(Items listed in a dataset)
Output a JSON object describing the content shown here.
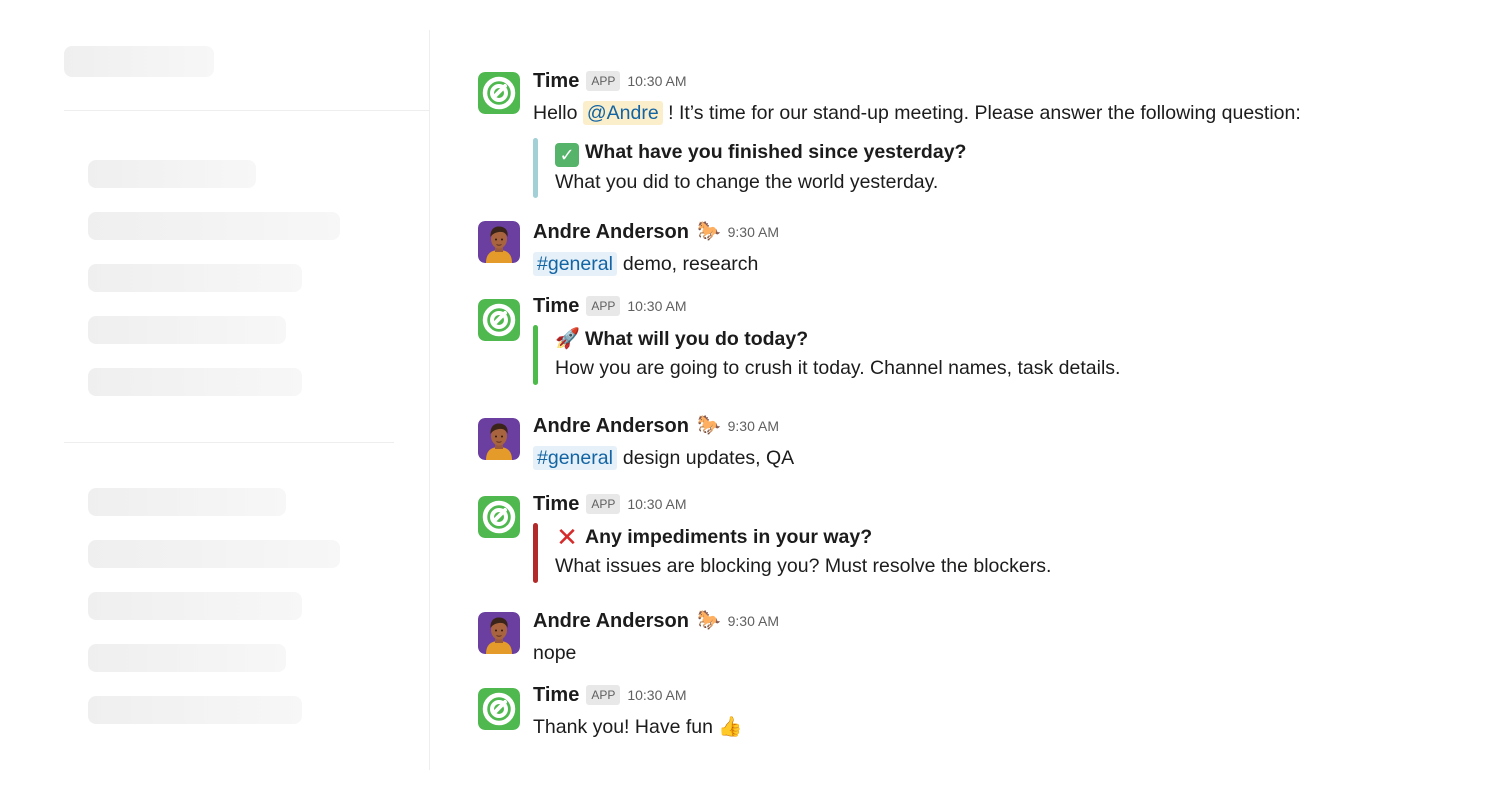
{
  "colors": {
    "app_icon_green": "#4fb84e",
    "mention_bg": "#fbeecb",
    "link_blue": "#1264a3",
    "channel_bg": "#e5f0f8",
    "attach_bar_teal": "#a3cfd6",
    "attach_bar_green": "#4dbb4a",
    "attach_bar_red": "#b32a2a"
  },
  "messages": [
    {
      "sender": "Time",
      "badge": "APP",
      "time": "10:30 AM",
      "text_prefix": "Hello ",
      "mention": "@Andre",
      "text_suffix": " ! It’s time for our stand-up meeting.  Please answer the following question:",
      "attachment": {
        "emoji": "check-mark-icon",
        "title": "What have you finished since yesterday?",
        "text": "What you did to change the world yesterday."
      }
    },
    {
      "sender": "Andre Anderson",
      "status_emoji": "🐎",
      "time": "9:30 AM",
      "channel": "#general",
      "text": "demo, research"
    },
    {
      "sender": "Time",
      "badge": "APP",
      "time": "10:30 AM",
      "attachment": {
        "emoji": "🚀",
        "title": "What will you do today?",
        "text": "How you are going to crush it today. Channel names, task details."
      }
    },
    {
      "sender": "Andre Anderson",
      "status_emoji": "🐎",
      "time": "9:30 AM",
      "channel": "#general",
      "text": "design updates, QA"
    },
    {
      "sender": "Time",
      "badge": "APP",
      "time": "10:30 AM",
      "attachment": {
        "emoji": "cross-mark-icon",
        "title": "Any impediments in your way?",
        "text": "What issues are blocking you? Must resolve the blockers."
      }
    },
    {
      "sender": "Andre Anderson",
      "status_emoji": "🐎",
      "time": "9:30 AM",
      "text": "nope"
    },
    {
      "sender": "Time",
      "badge": "APP",
      "time": "10:30 AM",
      "text": "Thank you! Have fun",
      "emoji": "👍"
    }
  ]
}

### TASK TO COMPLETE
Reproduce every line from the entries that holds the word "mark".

### WRITTEN ANSWER
        "emoji": "check-mark-icon",
        "emoji": "cross-mark-icon",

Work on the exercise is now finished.